I knew something was very wrong when a large nurse grabbed me by the shoulders, forcing me to remain sitting up on the edge of the hospital bed. All I wanted to do was lie back down and pass out, but she wouldn’t let me, telling me in a loud voice to keep my head up and my eyes open. “Look at me and keep breathing,” she said urgently.

This was not supposed to be part of my Thursday. I had gone into Barnes Jewish West County Hospital to have my gall bladder removed after it became inflamed last month. Done laparoscopically, it’s a fairly easy procedure, and I would be released on Friday morning to recover at home.

I didn’t get there until Sunday. In the intervening days, I had two units of blood transfused after my blood pressure and hemoglobin count dropped dangerously low, consumed who-knows-how-many bags of IV liquids, and had given up all hope of modesty under my hospital gown. My doctor said he’d encountered something he hadn’t seen in 43 years of surgery — a gall stone the size of a marble that had ripped almost entirely through the wall of the gall bladder. Another centimeter or two and I’d have suffered peritonitis, another problem I didn’t need.

Eventually, I was moved from the recovery room and checked into a regular hospital bed, happy that they weren’t too busy to give me a room of my own. The nursing staff did their best to keep me medicated and comfortable, but sleep was hard to come by. I’ve heard of people being diagnosed with exhaustion and checking into a hospital, but that’s not the place to get rest. Between the blood tests, vital signs, beeping equipment, conversations in the hall, and delivery of food you wouldn’t wish on your worst enemy — you haven’t lived until you’ve been served the all-liquid hospital diet — sleep comes in short fits.

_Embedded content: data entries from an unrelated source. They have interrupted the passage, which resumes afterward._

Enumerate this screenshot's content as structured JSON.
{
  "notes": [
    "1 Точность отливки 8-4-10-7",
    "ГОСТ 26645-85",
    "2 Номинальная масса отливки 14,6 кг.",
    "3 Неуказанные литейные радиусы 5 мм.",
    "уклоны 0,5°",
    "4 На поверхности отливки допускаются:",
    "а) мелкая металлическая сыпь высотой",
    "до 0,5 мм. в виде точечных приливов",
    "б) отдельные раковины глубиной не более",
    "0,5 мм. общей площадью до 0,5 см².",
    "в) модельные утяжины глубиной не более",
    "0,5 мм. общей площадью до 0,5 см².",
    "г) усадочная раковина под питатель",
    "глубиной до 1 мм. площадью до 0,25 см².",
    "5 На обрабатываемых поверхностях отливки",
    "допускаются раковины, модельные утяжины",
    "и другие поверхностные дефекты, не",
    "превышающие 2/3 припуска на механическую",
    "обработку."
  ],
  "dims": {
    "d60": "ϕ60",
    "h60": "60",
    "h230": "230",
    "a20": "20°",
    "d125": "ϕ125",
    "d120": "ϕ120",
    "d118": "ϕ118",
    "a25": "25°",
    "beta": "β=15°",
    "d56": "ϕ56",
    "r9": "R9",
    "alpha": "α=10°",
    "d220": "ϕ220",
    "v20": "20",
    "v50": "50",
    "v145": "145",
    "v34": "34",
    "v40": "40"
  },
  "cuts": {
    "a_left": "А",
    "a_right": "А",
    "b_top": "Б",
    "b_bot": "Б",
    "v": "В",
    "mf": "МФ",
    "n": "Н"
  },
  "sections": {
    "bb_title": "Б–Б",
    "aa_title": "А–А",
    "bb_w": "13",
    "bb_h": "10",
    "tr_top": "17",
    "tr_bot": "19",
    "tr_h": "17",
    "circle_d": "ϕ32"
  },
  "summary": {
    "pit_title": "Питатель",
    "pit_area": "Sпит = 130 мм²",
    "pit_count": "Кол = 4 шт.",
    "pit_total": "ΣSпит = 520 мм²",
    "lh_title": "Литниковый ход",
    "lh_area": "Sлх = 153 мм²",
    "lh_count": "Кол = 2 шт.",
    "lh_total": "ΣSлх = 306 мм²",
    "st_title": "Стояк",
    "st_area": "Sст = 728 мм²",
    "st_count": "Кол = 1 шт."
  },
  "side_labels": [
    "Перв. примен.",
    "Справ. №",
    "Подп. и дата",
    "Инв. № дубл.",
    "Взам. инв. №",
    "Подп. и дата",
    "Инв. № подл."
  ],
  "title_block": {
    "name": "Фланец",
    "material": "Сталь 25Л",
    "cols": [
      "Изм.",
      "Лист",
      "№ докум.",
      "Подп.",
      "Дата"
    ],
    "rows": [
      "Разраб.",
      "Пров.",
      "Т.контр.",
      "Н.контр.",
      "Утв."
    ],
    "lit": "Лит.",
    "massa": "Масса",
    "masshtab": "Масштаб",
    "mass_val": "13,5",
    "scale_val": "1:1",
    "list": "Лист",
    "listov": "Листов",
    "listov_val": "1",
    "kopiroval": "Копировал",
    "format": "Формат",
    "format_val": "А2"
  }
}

Twice a day, a nurse would help me out of bed and onto my feet so I could go for a walk down the hall, in full Abe Vigoda mode, with one hand on the rolling IV stand and the other around someone’s shoulder for support. Sometimes I’d make the 100-yard round trip in as little as a half-hour.

My family came to visit — my daughter, wife, and mother — and I could tell from the look on their faces how horrible I must have looked on the first day. There’s no more awkward silence than the one created by people visiting a hospital room who can’t think of anything upbeat to say. I knew I had their love and support, but I needed them to offer some distraction from what I was going through, not to sit there and stare at me, looking frightened. Eventually, as they got used to my surroundings and situation, we all lightened up a little. And then I’d fall asleep again.

Now that I’m home, getting healthier by the day and looking forward to getting back to work, the mood is much better. I know that I’m lucky I have good medical providers, and even luckier that I can afford it, thanks to my union’s good health insurance plan. I shudder to think how much more of a nightmare this would be when those bills start rolling in, were circumstances different.